Advanced Encryption Standard
Advanced Encryption Algorithm (AES) is a specification established by the National Institute of Standards and Technology (NIST) and is widely used worldwide. It has high stability and many optimizations are supported by many platforms such as hardware acceleration, so there is little performance degradation during encryption/decryption. ARIA is one of Korea’s national standard encryption algorithms and is optimized for lightweight environments and hardware implementation.
Default Encryption Algorithm for TDE
If the algorithm is not specified when creating the TDE encryption table, AES is used by default. If you want to change the default encryption algorithm, you can specify it by the system parameter tde_default_algorithm. This default encryption algorithm is used to encrypt logs or temporary data in addition to tables. For details on specifying the encryption algorithm when creating a table, see Table Encryption (TDE).
Table Encryption Checking¶
You can check whether the table is encrypted by following three ways.
SHOW CREATE TABLE¶
csql> show create table tde_tbl1; === <Result of SELECT Command in Line 1> === TABLE CREATE TABLE ============================================ 'tde_tbl1' 'CREATE TABLE [tde_tbl1] ([a] INTEGER) REUSE_OID, COLLATE iso88591_bin ENCRYPT=AES' 1 row selected. (0.144627 sec) Committed. 1 command(s) successfully processed.

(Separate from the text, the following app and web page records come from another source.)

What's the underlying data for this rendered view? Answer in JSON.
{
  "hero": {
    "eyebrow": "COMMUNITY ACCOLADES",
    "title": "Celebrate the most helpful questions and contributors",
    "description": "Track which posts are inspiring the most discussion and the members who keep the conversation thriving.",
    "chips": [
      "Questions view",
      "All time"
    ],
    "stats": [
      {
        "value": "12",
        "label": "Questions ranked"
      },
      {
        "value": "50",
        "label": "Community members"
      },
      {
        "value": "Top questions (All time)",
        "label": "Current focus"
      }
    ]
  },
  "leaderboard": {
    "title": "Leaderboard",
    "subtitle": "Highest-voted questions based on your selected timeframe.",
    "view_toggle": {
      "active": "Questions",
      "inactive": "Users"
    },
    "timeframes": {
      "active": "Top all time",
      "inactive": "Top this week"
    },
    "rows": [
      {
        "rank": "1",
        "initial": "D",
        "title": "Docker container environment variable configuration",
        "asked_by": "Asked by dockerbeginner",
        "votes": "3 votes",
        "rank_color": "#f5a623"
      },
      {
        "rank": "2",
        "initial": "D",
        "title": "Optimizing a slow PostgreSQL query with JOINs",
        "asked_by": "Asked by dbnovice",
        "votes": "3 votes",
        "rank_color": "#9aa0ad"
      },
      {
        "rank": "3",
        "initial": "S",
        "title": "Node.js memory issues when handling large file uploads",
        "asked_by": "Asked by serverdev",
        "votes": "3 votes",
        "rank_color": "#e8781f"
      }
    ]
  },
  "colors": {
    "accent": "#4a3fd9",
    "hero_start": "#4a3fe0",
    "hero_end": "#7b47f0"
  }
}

Inquiry to db_class¶
Encryption of each table and encryption algorithm can be checked by the tde_algorithm column of the system catalog db_class or _db_class. For more information on the system catalog, see System Catalog.
csql> select class_name, tde_algorithm from db_class where class_name like '%tde%'; === <Result of SELECT Command in Line 1> === class_name tde_algorithm ============================================ 'tde_tbl1' 'AES' 'tde_tbl2' 'ARIA' 'not_tde_tbl' 'NONE' 3 rows selected. (0.057243 sec) Committed. 1 command(s) successfully processed.
Using cubrid diagdb utility¶
You can check by referring to tde_algorithm among the file header information of encrypted tables and index files from the result by cubrid diagdb utility with the -d1 (dump file tables) option. For more details, see diagdb.
$ cubrid diagdb -d1 testdb ... Dumping file 0|3520 file header: vfid = 0|3520 permanent regular tde_algorithm: AES page: total = 64, user = 1, table = 1, free = 62 sector: total = 1, partial = 1, full = 0, empty = 0 ...
TDE on HA¶
In a HA environment, TDE is applied independently to each node. This means that for each node, the key file and TDE-related system parameters can be managed independently.
However, the TDE information of the replicated table is shared and the same. So, if the TDE module of the slave node is not loaded, the replication will stop when attempting to manipulate an encrypted table from the master node. In this case, not only the changes to a TDE-enctyped table, but also any subsequent changes cannot be replicated. Afterward, if the slave node’s TDE configuration is correct and restarted, replication resumes from the stopped point.
In addition to the restrictions described above, there are the following.
The replication log is not encrypted in HA.
CUBRID does not support the ALTER TABLE statement to change the TDE table option, which means you cannot set TDE to existing tables. If you want to do that, you need to move the data to the new table created with the TDE table option.
SQL log is not encrypted. For more information on the SQL log, see Managing the SQL Log.